“It’s a real intersection for the Occupy movement and labor movement to fight for a fair economy and level the playing field for working people. In order to have a real fighting chance, we need a strong labor movement. If you want to have a fair wage, you need a strong labor movement whether you are in a union or not.”
“It’s nice to win a big one,“ remarked Staughton Lynd, the legendary Ohio-based activist, author and labor attorney. “A of people have gone a long time without a victory,” noting the many defeats labor has suffered over the past three decades.” For example, nearby Youngstown has lost thousands of high-paying jobs in steel mills shut down by US Steel and other firms.
(Lynd was deeply involved in a creative and militant — but ultimately unsuccessful— campaign to shift ownership of Youngstown steel mills, which US Steel was intent on closing, into the hands of workers and the community, as discussed in his book The Fight Against Shutdowns.)
“But this election was a solid result, a resounding defeat for Kasich,” he told In These Times. “I would certainly hope it will draw out union members to vote in 2012.”
Lynd is convinced that both labor and the Occupy movement need to establish broader bases at the local level so that they can educate and mobilize ever-broader sections of the population against the power of the 1%. He chuckled as he mused about the way that the 1% vs. 99% framing of the Occupy movement causes people to re-think their place in society. “It’s interesting — it puts white correctional officers and black prisoners on the same side,” in reference to the privately-run “super-max” prison where Lynd has served as an attorney to fight for better conditions.
The combination of the repeal victory and the influence of the Occupy movement on popular awareness may add momentum to labor’s efforts to re-shape the nation’s economic and create a genuinely democratic political system, he said.
WILL OHIO WOUND WALKER?
It remains to be seen how much the Ohio repeal vote will deepen Walker’s wounds. While Walker has earned disapproval ratings of 54 percent — slightly higher Kasich’s 53 percent, the governor has managed to keep Republican-identified voters unified behind him, unlike Kasich.
Public Policy Polling showed recently Walker with a 90 percent approval rating among Republicans, compared to just 63 percent for Kasich. However, looming over Walker is an ongoing FBI investigation of his 2010 gubernatorial campaign; several formal aides have accepted immunity from prosecution.
Walker may also lose support on the basis of increasingly extreme measures adopted by Republicans in the legislature, including the elimination of training requirements for people who carry concealed weapons with a permit and allowing permit-holders to carry concealed weapons within the State Capitol.

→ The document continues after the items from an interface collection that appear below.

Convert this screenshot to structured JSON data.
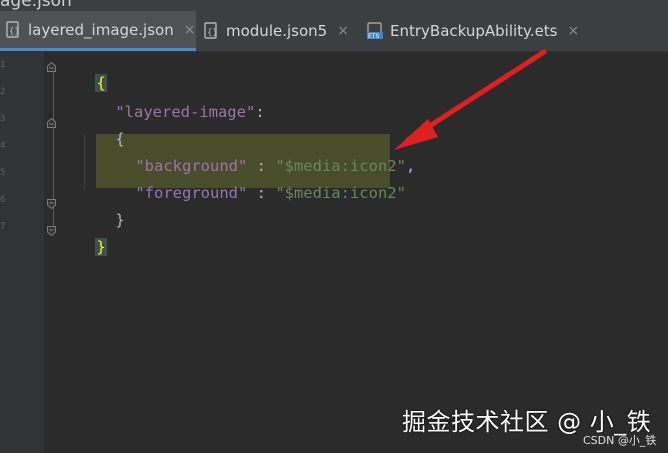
{
  "window": {
    "title_fragment": "age.json"
  },
  "tabs": [
    {
      "label": "layered_image.json",
      "icon": "json-file-icon",
      "active": true,
      "close": "×"
    },
    {
      "label": "module.json5",
      "icon": "json5-file-icon",
      "active": false,
      "close": "×"
    },
    {
      "label": "EntryBackupAbility.ets",
      "icon": "ets-file-icon",
      "active": false,
      "close": "×"
    }
  ],
  "editor": {
    "lines": [
      {
        "text": "{"
      },
      {
        "key": "\"layered-image\"",
        "sep": ":"
      },
      {
        "text": "{"
      },
      {
        "key": "\"background\"",
        "sep": " : ",
        "value": "\"$media:icon2\"",
        "trail": ","
      },
      {
        "key": "\"foreground\"",
        "sep": " : ",
        "value": "\"$media:icon2\""
      },
      {
        "text": "}"
      },
      {
        "text": "}"
      }
    ],
    "line_numbers": [
      "1",
      "2",
      "3",
      "4",
      "5",
      "6",
      "7"
    ]
  },
  "watermark": {
    "main": "掘金技术社区 @ 小_铁",
    "sub": "CSDN @小_铁"
  },
  "colors": {
    "background": "#2b2b2b",
    "key": "#9876aa",
    "string": "#6a8759",
    "arrow": "#e02020",
    "active_tab_underline": "#4a88c7"
  }
}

The petition-gathering for the recall will start next Tuesday, with an event near Gov. Walker’s home in a Milwaukee suburb.